Pachypodium namaquanum must rate as one of the the most sought-after and
loveable of all large succulents which has fascinated generations upon
generations. Plants are extremely slow growing, around 0.5–1.5 cm per
year and can become a hundred years old or more.
Usually single-stemmed succulent plant or small tree, growing extremely
slowly. The stem will grow up to 25 centimetres in diameter and the
height may range between 1.5 and 2.5 m when fully grown; however, 4 and
5 m specimens have been observed.
Stem: It has a cylindrical trunk, that thicksets at the base and
tapering to the top that gives them an unmistakable bottle-like
appearance when mature. The stems are mostly unbranched but may
become branched from near the base or - where damaged - the trunk
produces side-branches that immediately curve back to the vertical,
while the very top of the plant is usually bent to the north, in the
same way that
Copiapoa cinerea (Cactaceae) of the Atacama Desert leans to the
Spines: The stems are covered with warty tubercles (knob-like
projections on the stem), from which sharp spines protrude in a slightly
downward direction. The spines are more abundant along the top half of
the plant and decrease toward the base where tubercles are more
Undulate simple, obovate to oblong, green-grey and densely velvety on

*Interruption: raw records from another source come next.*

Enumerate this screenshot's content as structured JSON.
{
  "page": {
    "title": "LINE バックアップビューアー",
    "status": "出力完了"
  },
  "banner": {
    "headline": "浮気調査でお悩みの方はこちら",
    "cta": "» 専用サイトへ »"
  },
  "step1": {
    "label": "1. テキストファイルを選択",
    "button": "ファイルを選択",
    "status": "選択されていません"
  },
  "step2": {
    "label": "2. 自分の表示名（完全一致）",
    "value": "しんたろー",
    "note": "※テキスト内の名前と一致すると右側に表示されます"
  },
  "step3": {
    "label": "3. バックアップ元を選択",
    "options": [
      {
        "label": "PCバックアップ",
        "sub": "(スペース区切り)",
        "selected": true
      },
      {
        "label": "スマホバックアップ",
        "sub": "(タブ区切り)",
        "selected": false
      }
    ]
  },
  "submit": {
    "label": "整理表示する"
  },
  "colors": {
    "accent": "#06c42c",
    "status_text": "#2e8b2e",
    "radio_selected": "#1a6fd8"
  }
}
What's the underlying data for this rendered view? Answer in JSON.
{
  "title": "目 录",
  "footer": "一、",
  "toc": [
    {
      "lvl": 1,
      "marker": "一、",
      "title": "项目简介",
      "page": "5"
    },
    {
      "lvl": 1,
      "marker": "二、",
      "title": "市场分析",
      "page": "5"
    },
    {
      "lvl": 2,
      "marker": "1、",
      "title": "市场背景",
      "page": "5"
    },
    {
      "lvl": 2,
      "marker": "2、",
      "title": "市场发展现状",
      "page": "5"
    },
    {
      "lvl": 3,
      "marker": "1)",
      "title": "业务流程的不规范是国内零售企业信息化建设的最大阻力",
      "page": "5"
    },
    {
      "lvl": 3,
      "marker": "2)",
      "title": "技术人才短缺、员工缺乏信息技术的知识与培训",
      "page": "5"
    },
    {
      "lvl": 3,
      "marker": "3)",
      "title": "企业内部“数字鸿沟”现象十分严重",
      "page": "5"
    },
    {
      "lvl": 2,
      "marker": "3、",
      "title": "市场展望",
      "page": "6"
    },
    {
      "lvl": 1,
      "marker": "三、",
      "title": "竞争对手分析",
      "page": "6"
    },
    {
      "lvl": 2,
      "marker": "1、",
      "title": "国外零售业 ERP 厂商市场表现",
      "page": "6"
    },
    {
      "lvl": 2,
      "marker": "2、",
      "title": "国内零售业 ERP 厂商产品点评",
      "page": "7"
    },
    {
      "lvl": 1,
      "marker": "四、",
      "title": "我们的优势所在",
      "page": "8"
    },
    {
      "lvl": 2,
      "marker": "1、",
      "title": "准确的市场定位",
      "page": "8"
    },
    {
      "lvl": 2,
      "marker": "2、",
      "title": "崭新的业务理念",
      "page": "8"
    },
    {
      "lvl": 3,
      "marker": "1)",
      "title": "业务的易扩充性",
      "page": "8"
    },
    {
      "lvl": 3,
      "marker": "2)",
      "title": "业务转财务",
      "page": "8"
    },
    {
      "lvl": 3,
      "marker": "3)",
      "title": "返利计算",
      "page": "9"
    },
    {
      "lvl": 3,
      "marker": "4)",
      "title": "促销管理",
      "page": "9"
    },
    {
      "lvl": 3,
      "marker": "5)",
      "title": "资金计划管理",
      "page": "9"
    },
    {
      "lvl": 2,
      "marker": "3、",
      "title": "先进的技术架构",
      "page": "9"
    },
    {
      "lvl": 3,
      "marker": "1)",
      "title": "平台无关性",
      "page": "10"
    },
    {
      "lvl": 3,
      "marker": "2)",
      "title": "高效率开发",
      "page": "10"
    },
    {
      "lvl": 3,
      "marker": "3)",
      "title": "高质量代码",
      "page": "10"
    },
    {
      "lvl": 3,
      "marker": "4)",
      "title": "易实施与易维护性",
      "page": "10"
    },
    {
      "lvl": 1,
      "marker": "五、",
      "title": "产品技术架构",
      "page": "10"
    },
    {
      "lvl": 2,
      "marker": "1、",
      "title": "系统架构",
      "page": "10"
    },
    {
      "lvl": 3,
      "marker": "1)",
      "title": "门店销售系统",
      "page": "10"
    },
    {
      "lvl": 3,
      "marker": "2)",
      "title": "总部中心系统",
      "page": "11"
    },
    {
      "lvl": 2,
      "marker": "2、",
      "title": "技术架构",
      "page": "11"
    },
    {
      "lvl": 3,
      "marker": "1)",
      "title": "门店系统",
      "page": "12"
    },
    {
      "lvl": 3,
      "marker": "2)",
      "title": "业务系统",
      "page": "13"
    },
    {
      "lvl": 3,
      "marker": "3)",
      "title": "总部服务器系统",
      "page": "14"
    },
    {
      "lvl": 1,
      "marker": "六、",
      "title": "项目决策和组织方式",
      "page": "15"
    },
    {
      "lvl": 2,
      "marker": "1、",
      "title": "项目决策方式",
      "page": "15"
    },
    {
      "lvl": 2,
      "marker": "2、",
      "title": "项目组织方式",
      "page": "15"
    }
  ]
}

both surfaces. They form a crowded rosette at the apex of the trunk
during the growing season. Leaf apexes are tapering or rounded; bases
narrowly tapering. The leaf margins are entire and very wavy which is
another distinctive characteristic of this succulent. The plants has
another flush of leaves after blooming.
Flowers: Tubular velvet-textured, ,up to 50 mm long and 10 mm
across at the mouth. They are red on the inside and yellow-green
outside, the petals have dark red tips. The Pachypodium namaquanum
generally blooms at 6 year old or older, 30 cm tall.
Blooming season: The flowers appear from July to October.
Fruit: Twin pencil-thin tapering seedpods in a V-shape
(joined at the base) up to 50 mm long. Short, soft and grey hairs
densely cover the fruit.. These are pale brown and split down one side
to release the wind-dispersed plumed seeds.
Seeds: About 4 mm long and attached to a tuft of whitish hairs
that act as parachutes. Seeds normally ripen
from September to December.
namaquanum (Wyley ex Harvey) Welw.
Richtersveld ( Northern Cape and
southern Namibia. ) in the Gariep Region or Orange River region (the
area that has the greatest variety of succulents on earth)
Habitat: Arid, rocky deserts
and mountains at altitudes from 300–900 m above sea level The climate is
harsh and the weather can be quite unpredictable. Rainfall here occurs
mainly in winter and varies from 50 to 150 mm. Extremely arid conditions
are to be found in the rain shadows of certain mountain ranges where the
rainfall may be 15mm or less. Thick fog moving inland from the Atlantic
coast can add to the precipitation. Temperatures in summer may reach
50°C. Plants seem to favour rocky and stony hill slopes that are exposed
to extreme summer conditions particularly heat and wind
Conservation status: Listed in
CITES appendix 2.
Common Names include: Elephant's
trunk ( Eng. ) - Halfmens (Afr.) - Club Foot.
Etymology: The generic name
Pachypodium is derived from the Greek word "pachys"
meaning "thick" and "podion" which means
"foot". The specific name namaquanum refers to the
"Namaqualand", a semi-arid region in the northwestern part of South
namaquanum is a winter grower, it grows from November to April.
They seem to be rot-prone under less than ideal conditions and care.
Water sparingly and give extra well-drained soil to avoid waterlogged
conditions Give it moderate water
during this growing period, and minimum to no water the rest of the
time. Will take some light frost. Sun Exposure: Light shade to full sun.
To make them less prone to rotting, they can be grafted onto
P. gaeyi or P. lamairei. Plant grafted grow even faster and
Propagation: Seeds or cutting: It grows easily from seeds as long
as seeds are fresh, Seeds can be sown in the summer. After germination,
care should be taken not to overwater as this encourages rot and fungal
infestations. Keep plants well ventilated, in good light and dry plants
out in the dormant season which is summer (March to Oct).
With cuttings the success is not always guaranteed. Cuttings should be
taken in the period just before the growing season starts and the wound
is treated with a fungicide and then left to dry for at least two weeks.
Cuttings are inserted in a well drained medium. Cuttings are kept in a
hot well-lit and ventilated area and watered sparingly in the winter
months; once a week should be more than enough.
It is known that P. namaquanum also
contains poisonous alkaloids as its sap is also used for arrow poisons.
The sap can also cause blindness when in contact with the eyes.